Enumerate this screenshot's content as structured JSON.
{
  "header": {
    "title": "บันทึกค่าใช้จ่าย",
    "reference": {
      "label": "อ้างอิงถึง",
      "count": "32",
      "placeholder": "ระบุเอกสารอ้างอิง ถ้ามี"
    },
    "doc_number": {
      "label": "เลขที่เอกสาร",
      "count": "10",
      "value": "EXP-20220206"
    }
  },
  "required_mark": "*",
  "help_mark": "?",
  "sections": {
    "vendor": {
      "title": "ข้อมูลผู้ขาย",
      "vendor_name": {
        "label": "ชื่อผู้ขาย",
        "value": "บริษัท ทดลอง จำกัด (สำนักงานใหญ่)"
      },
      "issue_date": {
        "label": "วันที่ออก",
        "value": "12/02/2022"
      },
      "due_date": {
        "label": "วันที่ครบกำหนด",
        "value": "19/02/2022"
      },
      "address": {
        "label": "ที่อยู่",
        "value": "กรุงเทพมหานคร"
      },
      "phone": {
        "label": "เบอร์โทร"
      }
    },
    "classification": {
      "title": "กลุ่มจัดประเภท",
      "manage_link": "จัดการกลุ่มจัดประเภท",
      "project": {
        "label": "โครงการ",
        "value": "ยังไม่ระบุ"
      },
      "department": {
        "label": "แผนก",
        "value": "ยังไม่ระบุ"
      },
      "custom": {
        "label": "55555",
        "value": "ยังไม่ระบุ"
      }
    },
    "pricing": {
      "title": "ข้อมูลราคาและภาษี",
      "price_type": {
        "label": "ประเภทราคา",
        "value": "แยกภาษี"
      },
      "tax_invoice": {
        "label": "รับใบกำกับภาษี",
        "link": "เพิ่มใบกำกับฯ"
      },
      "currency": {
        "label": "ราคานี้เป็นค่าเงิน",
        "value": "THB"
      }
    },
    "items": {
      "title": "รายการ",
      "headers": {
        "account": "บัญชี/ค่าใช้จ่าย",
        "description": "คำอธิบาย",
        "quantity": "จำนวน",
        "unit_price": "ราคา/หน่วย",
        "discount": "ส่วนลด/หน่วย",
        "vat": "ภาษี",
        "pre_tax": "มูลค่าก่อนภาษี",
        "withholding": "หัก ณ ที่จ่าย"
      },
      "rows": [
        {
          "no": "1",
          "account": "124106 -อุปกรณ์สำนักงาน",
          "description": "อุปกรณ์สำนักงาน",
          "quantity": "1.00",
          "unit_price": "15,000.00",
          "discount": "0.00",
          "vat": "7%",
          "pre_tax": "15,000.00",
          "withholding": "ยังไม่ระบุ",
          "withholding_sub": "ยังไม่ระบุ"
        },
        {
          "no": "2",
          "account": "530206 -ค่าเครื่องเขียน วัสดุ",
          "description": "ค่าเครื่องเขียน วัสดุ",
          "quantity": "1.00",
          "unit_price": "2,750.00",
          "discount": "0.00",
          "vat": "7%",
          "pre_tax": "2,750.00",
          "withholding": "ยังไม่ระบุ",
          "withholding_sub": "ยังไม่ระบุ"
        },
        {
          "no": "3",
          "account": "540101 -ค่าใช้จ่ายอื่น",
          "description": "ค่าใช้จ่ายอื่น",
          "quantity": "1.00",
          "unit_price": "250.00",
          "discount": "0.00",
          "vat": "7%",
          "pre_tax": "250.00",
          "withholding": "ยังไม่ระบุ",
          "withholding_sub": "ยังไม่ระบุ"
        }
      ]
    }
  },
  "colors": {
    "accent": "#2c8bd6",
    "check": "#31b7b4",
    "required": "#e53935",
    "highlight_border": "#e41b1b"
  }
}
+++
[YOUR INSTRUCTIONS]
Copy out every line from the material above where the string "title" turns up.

[ANSWER SPACE]
    "title": "บันทึกค่าใช้จ่าย",
      "title": "ข้อมูลผู้ขาย",
      "title": "กลุ่มจัดประเภท",
      "title": "ข้อมูลราคาและภาษี",
      "title": "รายการ",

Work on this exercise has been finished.